> Work instruction
Verbatim output required. Print the data in full.

Start of Supplied entries

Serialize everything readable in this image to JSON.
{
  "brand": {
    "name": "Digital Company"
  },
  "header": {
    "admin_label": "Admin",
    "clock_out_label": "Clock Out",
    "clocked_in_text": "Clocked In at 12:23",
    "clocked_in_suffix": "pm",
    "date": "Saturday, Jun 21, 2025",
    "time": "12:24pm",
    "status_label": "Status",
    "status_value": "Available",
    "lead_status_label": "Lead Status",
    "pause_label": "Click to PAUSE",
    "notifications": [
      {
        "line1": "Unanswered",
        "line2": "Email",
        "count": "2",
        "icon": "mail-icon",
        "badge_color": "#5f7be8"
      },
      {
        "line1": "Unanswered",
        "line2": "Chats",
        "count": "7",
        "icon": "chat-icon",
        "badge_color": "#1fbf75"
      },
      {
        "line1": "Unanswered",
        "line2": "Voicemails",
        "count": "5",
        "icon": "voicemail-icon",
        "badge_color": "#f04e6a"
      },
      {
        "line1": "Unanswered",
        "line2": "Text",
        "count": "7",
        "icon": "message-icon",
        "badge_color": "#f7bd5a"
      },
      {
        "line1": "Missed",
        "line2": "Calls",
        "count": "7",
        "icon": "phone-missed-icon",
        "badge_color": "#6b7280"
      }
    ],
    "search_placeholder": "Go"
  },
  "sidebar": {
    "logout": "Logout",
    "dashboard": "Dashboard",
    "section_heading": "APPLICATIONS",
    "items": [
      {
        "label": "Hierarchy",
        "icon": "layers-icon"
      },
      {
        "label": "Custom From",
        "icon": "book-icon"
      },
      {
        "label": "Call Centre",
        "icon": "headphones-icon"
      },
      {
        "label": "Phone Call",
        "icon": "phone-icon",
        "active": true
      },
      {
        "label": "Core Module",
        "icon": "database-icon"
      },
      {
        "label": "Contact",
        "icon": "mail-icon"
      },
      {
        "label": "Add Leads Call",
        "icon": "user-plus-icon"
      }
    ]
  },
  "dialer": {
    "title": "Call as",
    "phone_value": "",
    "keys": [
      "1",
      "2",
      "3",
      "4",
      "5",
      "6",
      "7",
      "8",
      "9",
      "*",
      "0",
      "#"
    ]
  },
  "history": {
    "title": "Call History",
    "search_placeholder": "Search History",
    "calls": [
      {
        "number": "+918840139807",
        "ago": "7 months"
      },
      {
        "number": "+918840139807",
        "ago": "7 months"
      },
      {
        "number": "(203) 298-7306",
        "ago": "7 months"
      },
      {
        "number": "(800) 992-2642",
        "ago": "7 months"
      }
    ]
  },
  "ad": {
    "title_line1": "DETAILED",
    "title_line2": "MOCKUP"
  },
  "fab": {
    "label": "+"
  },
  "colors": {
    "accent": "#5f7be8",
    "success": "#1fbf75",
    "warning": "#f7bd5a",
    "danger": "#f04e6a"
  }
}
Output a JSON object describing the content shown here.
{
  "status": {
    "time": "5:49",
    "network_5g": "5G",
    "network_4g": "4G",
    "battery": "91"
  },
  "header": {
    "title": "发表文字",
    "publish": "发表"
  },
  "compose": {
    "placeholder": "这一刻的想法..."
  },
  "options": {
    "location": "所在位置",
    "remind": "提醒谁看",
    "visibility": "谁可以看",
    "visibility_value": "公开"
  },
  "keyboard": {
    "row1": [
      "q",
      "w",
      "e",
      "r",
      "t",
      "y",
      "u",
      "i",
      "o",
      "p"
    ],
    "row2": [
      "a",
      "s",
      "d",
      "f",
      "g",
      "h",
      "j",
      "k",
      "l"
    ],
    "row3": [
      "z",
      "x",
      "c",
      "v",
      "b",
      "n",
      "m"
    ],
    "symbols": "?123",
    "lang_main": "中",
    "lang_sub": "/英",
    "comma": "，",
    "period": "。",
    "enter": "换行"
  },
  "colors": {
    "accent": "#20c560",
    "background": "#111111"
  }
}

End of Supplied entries

> Solution below
Serialize everything readable in this image to JSON.
{
  "brand": {
    "name": "Digital Company"
  },
  "header": {
    "admin_label": "Admin",
    "clock_out_label": "Clock Out",
    "clocked_in_text": "Clocked In at 12:23",
    "clocked_in_suffix": "pm",
    "date": "Saturday, Jun 21, 2025",
    "time": "12:24pm",
    "status_label": "Status",
    "status_value": "Available",
    "lead_status_label": "Lead Status",
    "pause_label": "Click to PAUSE",
    "notifications": [
      {
        "line1": "Unanswered",
        "line2": "Email",
        "count": "2",
        "icon": "mail-icon",
        "badge_color": "#5f7be8"
      },
      {
        "line1": "Unanswered",
        "line2": "Chats",
        "count": "7",
        "icon": "chat-icon",
        "badge_color": "#1fbf75"
      },
      {
        "line1": "Unanswered",
        "line2": "Voicemails",
        "count": "5",
        "icon": "voicemail-icon",
        "badge_color": "#f04e6a"
      },
      {
        "line1": "Unanswered",
        "line2": "Text",
        "count": "7",
        "icon": "message-icon",
        "badge_color": "#f7bd5a"
      },
      {
        "line1": "Missed",
        "line2": "Calls",
        "count": "7",
        "icon": "phone-missed-icon",
        "badge_color": "#6b7280"
      }
    ],
    "search_placeholder": "Go"
  },
  "sidebar": {
    "logout": "Logout",
    "dashboard": "Dashboard",
    "section_heading": "APPLICATIONS",
    "items": [
      {
        "label": "Hierarchy",
        "icon": "layers-icon"
      },
      {
        "label": "Custom From",
        "icon": "book-icon"
      },
      {
        "label": "Call Centre",
        "icon": "headphones-icon"
      },
      {
        "label": "Phone Call",
        "icon": "phone-icon",
        "active": true
      },
      {
        "label": "Core Module",
        "icon": "database-icon"
      },
      {
        "label": "Contact",
        "icon": "mail-icon"
      },
      {
        "label": "Add Leads Call",
        "icon": "user-plus-icon"
      }
    ]
  },
  "dialer": {
    "title": "Call as",
    "phone_value": "",
    "keys": [
      "1",
      "2",
      "3",
      "4",
      "5",
      "6",
      "7",
      "8",
      "9",
      "*",
      "0",
      "#"
    ]
  },
  "history": {
    "title": "Call History",
    "search_placeholder": "Search History",
    "calls": [
      {
        "number": "+918840139807",
        "ago": "7 months"
      },
      {
        "number": "+918840139807",
        "ago": "7 months"
      },
      {
        "number": "(203) 298-7306",
        "ago": "7 months"
      },
      {
        "number": "(800) 992-2642",
        "ago": "7 months"
      }
    ]
  },
  "ad": {
    "title_line1": "DETAILED",
    "title_line2": "MOCKUP"
  },
  "fab": {
    "label": "+"
  },
  "colors": {
    "accent": "#5f7be8",
    "success": "#1fbf75",
    "warning": "#f7bd5a",
    "danger": "#f04e6a"
  }
}
Output a JSON object describing the content shown here.
{
  "status": {
    "time": "5:49",
    "network_5g": "5G",
    "network_4g": "4G",
    "battery": "91"
  },
  "header": {
    "title": "发表文字",
    "publish": "发表"
  },
  "compose": {
    "placeholder": "这一刻的想法..."
  },
  "options": {
    "location": "所在位置",
    "remind": "提醒谁看",
    "visibility": "谁可以看",
    "visibility_value": "公开"
  },
  "keyboard": {
    "row1": [
      "q",
      "w",
      "e",
      "r",
      "t",
      "y",
      "u",
      "i",
      "o",
      "p"
    ],
    "row2": [
      "a",
      "s",
      "d",
      "f",
      "g",
      "h",
      "j",
      "k",
      "l"
    ],
    "row3": [
      "z",
      "x",
      "c",
      "v",
      "b",
      "n",
      "m"
    ],
    "symbols": "?123",
    "lang_main": "中",
    "lang_sub": "/英",
    "comma": "，",
    "period": "。",
    "enter": "换行"
  },
  "colors": {
    "accent": "#20c560",
    "background": "#111111"
  }
}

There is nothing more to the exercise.